mixture is offline  
Old 6th May 2009, 10:59
  #17 (permalink)  
 
Join Date: Nov 2007
Location: Omnipresent
Posts: 309
Originally Posted by parabellum
A twelve bore shotgun cartridge discharged at the hinges usually does it too!
Or you can just use a Master Key
NZScion is offline  
Old 6th May 2009, 12:07
  #18 (permalink)  

More than just an ATCO
 
Join Date: Jul 1999
Location: Up someone's nose
Age: 70
Posts: 1,770
Make your own picks

Lon More is offline  
Old 6th May 2009, 12:22
  #19 (permalink)  
 
Join Date: May 2001
Location: Newcastle/UK
Posts: 1,473
A hobby of a similar ilk,disarming bombs?,a tip,never cut the red wire go for the green one, then just as your side cutters are closing change your mind and cut the blue one,but make sure you wait until the digital readout which for some reason bomb makers always attach to their bombs reads two seconds to detonation before snipping the buggah.
tony draper is offline  
Old 6th May 2009, 12:28
  #20 (permalink)  
 
Join Date: Aug 2005
Location: Soesterberg (NL)
Age: 52
Posts: 61
Certainly useful hobby, also, for instance, to unlock chastity belts.
vonbag is offline  

Thread Tools
Search this Thread

Contact Us Archive Advertising Cookie Policy Privacy Statement Terms of Service

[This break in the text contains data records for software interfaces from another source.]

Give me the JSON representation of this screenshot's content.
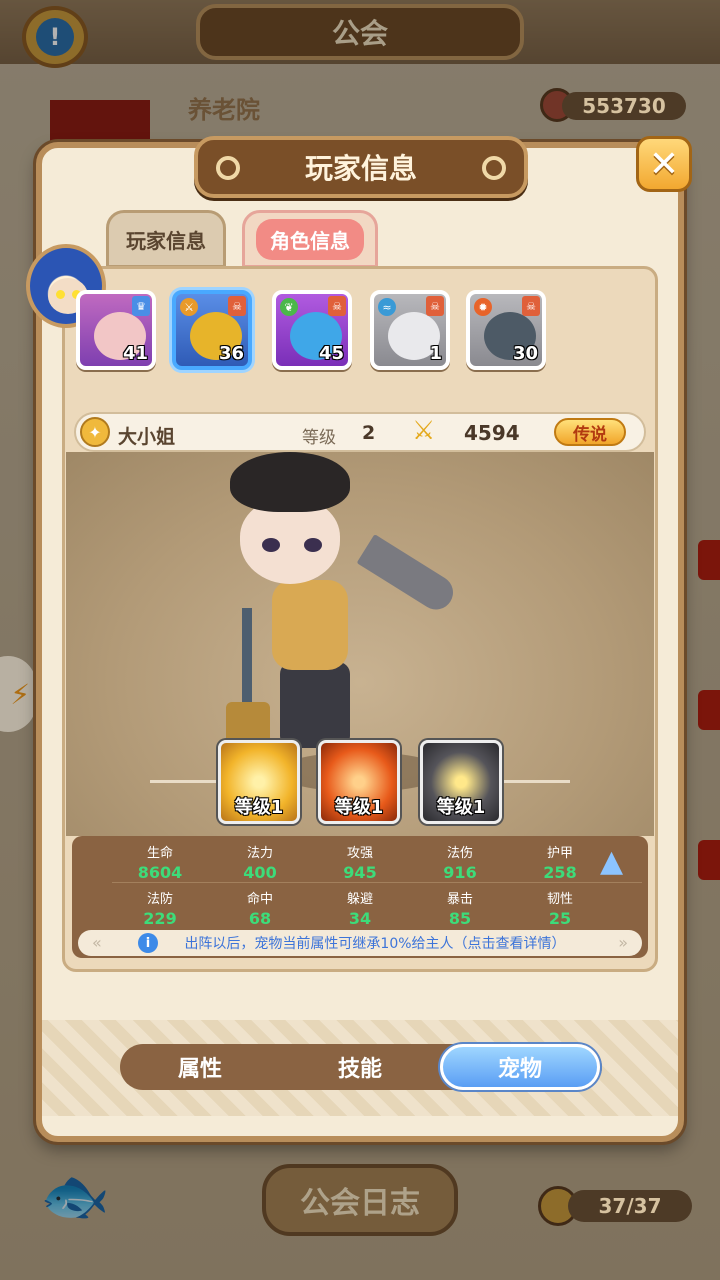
{
  "background": {
    "header_title": "公会",
    "guild_name": "养老院",
    "guild_score": "553730",
    "journal_button": "公会日志",
    "member_count": "37/37"
  },
  "dialog": {
    "title": "玩家信息",
    "close_glyph": "✕",
    "tabs": [
      {
        "label": "玩家信息",
        "active": false
      },
      {
        "label": "角色信息",
        "active": true
      }
    ]
  },
  "pets": [
    {
      "level": "41",
      "selected": false,
      "color": "#d98fb8"
    },
    {
      "level": "36",
      "selected": true,
      "color": "#4e7fd6"
    },
    {
      "level": "45",
      "selected": false,
      "color": "#9a4ed6"
    },
    {
      "level": "1",
      "selected": false,
      "color": "#8e8e96"
    },
    {
      "level": "30",
      "selected": false,
      "color": "#8e8e96"
    }
  ],
  "hero": {
    "name": "大小姐",
    "level_label": "等级",
    "level": "2",
    "power": "4594",
    "rarity": "传说"
  },
  "skills": [
    {
      "level_text": "等级1",
      "color": "#f2b42a"
    },
    {
      "level_text": "等级1",
      "color": "#e85a1a"
    },
    {
      "level_text": "等级1",
      "color": "#55545a"
    }
  ],
  "stats": [
    {
      "label": "生命",
      "value": "8604"
    },
    {
      "label": "法力",
      "value": "400"
    },
    {
      "label": "攻强",
      "value": "945"
    },
    {
      "label": "法伤",
      "value": "916"
    },
    {
      "label": "护甲",
      "value": "258"
    },
    {
      "label": "法防",
      "value": "229"
    },
    {
      "label": "命中",
      "value": "68"
    },
    {
      "label": "躲避",
      "value": "34"
    },
    {
      "label": "暴击",
      "value": "85"
    },
    {
      "label": "韧性",
      "value": "25"
    }
  ],
  "tip": "出阵以后，宠物当前属性可继承10%给主人（点击查看详情）",
  "bottom_tabs": [
    {
      "label": "属性",
      "active": false
    },
    {
      "label": "技能",
      "active": false
    },
    {
      "label": "宠物",
      "active": true
    }
  ],
  "colors": {
    "accent_blue": "#5a9ef4",
    "stat_green": "#3ddc7a",
    "legend_gold": "#f1a52a"
  }
}
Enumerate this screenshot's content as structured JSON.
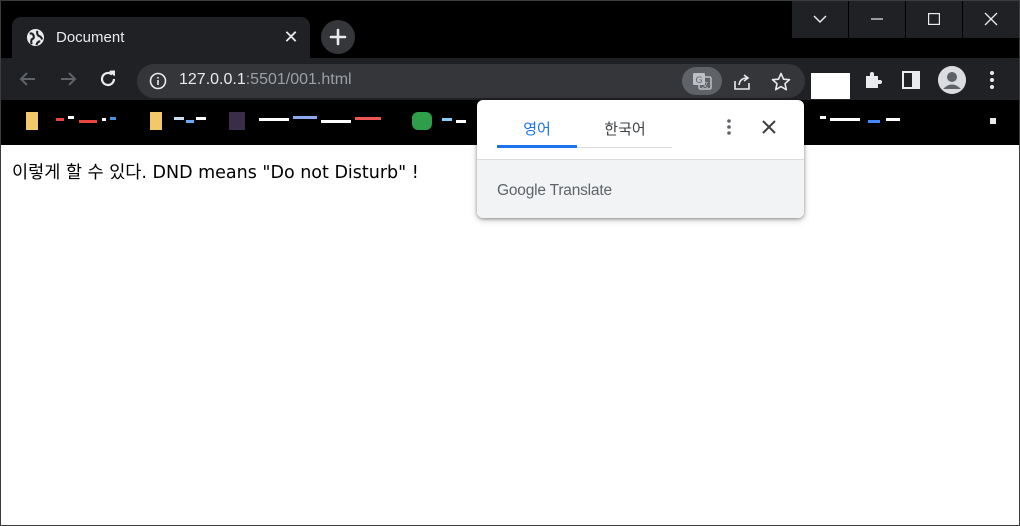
{
  "window": {
    "controls": [
      "tab-search",
      "minimize",
      "maximize",
      "close"
    ]
  },
  "tab": {
    "title": "Document",
    "close_label": "✕"
  },
  "omnibox": {
    "host": "127.0.0.1",
    "path": ":5501/001.html"
  },
  "page": {
    "text": "이렇게 할 수 있다. DND means \"Do not Disturb\" !"
  },
  "translate_popup": {
    "source_language": "영어",
    "target_language": "한국어",
    "brand": "Google",
    "product": "Translate"
  },
  "colors": {
    "accent": "#1a73e8",
    "toolbar": "#202124",
    "omnibox": "#35363a"
  }
}
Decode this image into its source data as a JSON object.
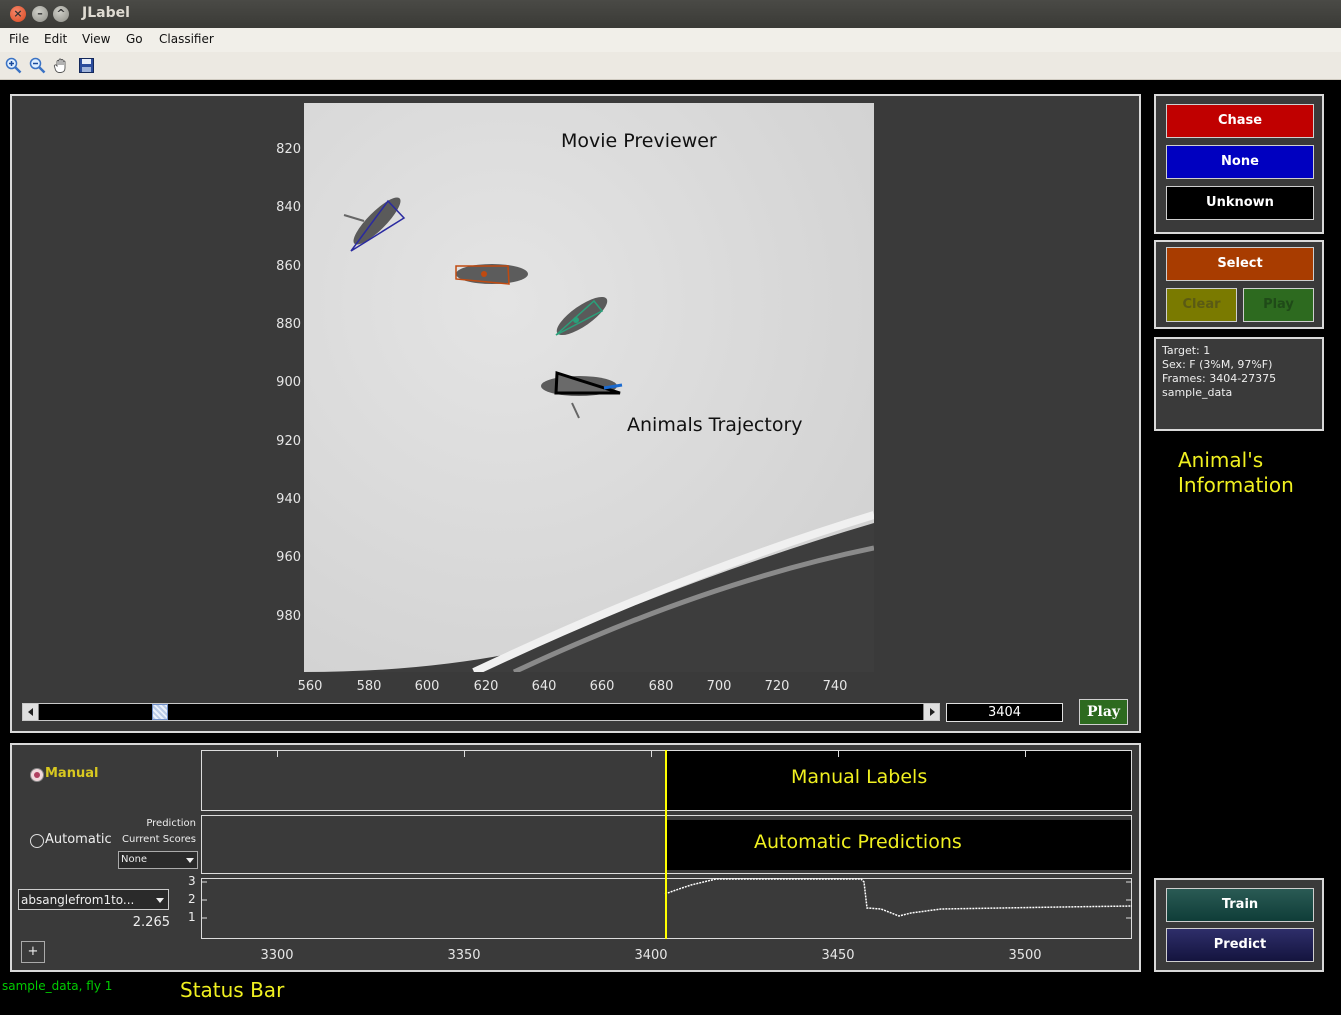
{
  "window": {
    "title": "JLabel"
  },
  "menu": [
    "File",
    "Edit",
    "View",
    "Go",
    "Classifier"
  ],
  "toolbar": {
    "icons": [
      "zoom-in-icon",
      "zoom-out-icon",
      "pan-hand-icon",
      "save-icon"
    ]
  },
  "previewer": {
    "y_ticks": [
      "820",
      "840",
      "860",
      "880",
      "900",
      "920",
      "940",
      "960",
      "980"
    ],
    "x_ticks": [
      "560",
      "580",
      "600",
      "620",
      "640",
      "660",
      "680",
      "700",
      "720",
      "740"
    ],
    "annotation_title": "Movie Previewer",
    "annotation_trajectory": "Animals Trajectory",
    "frame_value": "3404",
    "play_label": "Play",
    "slider_position": 0.13
  },
  "behaviors": {
    "chase": "Chase",
    "none": "None",
    "unknown": "Unknown"
  },
  "selection": {
    "select": "Select",
    "clear": "Clear",
    "play": "Play"
  },
  "info": {
    "target": "Target: 1",
    "sex": "Sex: F (3%M, 97%F)",
    "frames": "Frames: 3404-27375",
    "experiment": "sample_data",
    "annotation_line1": "Animal's",
    "annotation_line2": "Information"
  },
  "timeline": {
    "manual_radio": "Manual",
    "automatic_radio": "Automatic",
    "prediction_label": "Prediction",
    "current_scores_label": "Current Scores",
    "scores_select": "None",
    "feature_select": "absanglefrom1to...",
    "feature_value": "2.265",
    "manual_annotation": "Manual Labels",
    "auto_annotation": "Automatic Predictions",
    "x_ticks": [
      "3300",
      "3350",
      "3400",
      "3450",
      "3500"
    ],
    "y_ticks": [
      "3",
      "2",
      "1"
    ],
    "add_button": "+",
    "current_frame": 3404
  },
  "classifier": {
    "train": "Train",
    "predict": "Predict"
  },
  "status": {
    "text": "sample_data, fly 1",
    "annotation": "Status Bar"
  },
  "colors": {
    "chase": "#c00000",
    "none": "#0000c0",
    "unknown": "#000000",
    "select": "#a83c00",
    "clear": "#7a7a00",
    "play": "#2d6a1f",
    "train": "#0f3d38",
    "predict": "#1a1a50",
    "annotation": "#ffff00",
    "status": "#00cc00"
  }
}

Copyright 2018 MH Sub I, LLC dba Internet Brands. All rights reserved. Use of this site indicates your consent to the Terms of Use.